• TASK DATA:
════════
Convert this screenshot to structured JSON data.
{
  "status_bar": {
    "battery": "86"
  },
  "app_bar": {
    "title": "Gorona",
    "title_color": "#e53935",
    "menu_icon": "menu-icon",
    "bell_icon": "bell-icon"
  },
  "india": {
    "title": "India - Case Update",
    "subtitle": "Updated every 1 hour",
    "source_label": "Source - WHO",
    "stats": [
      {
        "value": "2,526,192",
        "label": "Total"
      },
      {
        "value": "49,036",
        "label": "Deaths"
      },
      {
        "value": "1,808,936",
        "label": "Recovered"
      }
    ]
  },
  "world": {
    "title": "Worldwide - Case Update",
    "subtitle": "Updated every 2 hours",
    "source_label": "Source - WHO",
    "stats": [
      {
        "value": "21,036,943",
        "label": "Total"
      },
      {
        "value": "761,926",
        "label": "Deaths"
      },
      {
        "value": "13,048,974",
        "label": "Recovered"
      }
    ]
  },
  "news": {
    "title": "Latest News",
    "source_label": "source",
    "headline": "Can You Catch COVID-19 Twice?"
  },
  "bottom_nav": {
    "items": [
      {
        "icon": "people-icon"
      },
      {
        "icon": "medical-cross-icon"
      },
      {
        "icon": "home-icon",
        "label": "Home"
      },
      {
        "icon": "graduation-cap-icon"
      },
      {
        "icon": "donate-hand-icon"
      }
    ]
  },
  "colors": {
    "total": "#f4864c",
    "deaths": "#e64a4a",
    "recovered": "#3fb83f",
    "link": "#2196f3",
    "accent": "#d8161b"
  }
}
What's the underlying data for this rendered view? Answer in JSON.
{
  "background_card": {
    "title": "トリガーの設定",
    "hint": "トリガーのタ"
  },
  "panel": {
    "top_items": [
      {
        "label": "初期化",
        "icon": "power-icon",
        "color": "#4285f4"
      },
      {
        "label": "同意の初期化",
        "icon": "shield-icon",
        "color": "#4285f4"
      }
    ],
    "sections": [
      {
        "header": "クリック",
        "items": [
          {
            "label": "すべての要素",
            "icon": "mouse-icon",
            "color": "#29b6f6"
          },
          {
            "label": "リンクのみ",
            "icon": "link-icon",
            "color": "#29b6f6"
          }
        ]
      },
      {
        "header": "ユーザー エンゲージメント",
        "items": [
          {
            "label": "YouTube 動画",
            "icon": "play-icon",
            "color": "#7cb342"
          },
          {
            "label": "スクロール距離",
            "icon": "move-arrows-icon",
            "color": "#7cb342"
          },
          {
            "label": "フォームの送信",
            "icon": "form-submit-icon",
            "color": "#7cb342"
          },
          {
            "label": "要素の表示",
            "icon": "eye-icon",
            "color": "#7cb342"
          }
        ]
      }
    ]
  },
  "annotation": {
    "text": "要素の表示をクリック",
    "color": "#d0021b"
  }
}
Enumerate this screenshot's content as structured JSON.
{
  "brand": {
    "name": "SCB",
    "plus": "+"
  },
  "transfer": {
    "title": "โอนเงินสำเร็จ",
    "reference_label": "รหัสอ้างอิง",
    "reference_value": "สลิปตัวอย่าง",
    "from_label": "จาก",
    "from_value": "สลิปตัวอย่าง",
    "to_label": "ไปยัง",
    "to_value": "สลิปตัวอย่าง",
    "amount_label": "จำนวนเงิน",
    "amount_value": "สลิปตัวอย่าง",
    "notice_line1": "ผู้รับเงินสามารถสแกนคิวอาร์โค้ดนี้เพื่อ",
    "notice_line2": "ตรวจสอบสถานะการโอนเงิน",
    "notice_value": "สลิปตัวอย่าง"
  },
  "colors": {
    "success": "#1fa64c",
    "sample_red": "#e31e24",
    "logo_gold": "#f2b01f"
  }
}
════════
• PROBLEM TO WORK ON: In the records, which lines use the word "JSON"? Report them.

• SOLUTION TO THIS PROBLEM:
Convert this screenshot to structured JSON data.
What's the underlying data for this rendered view? Answer in JSON.
Enumerate this screenshot's content as structured JSON.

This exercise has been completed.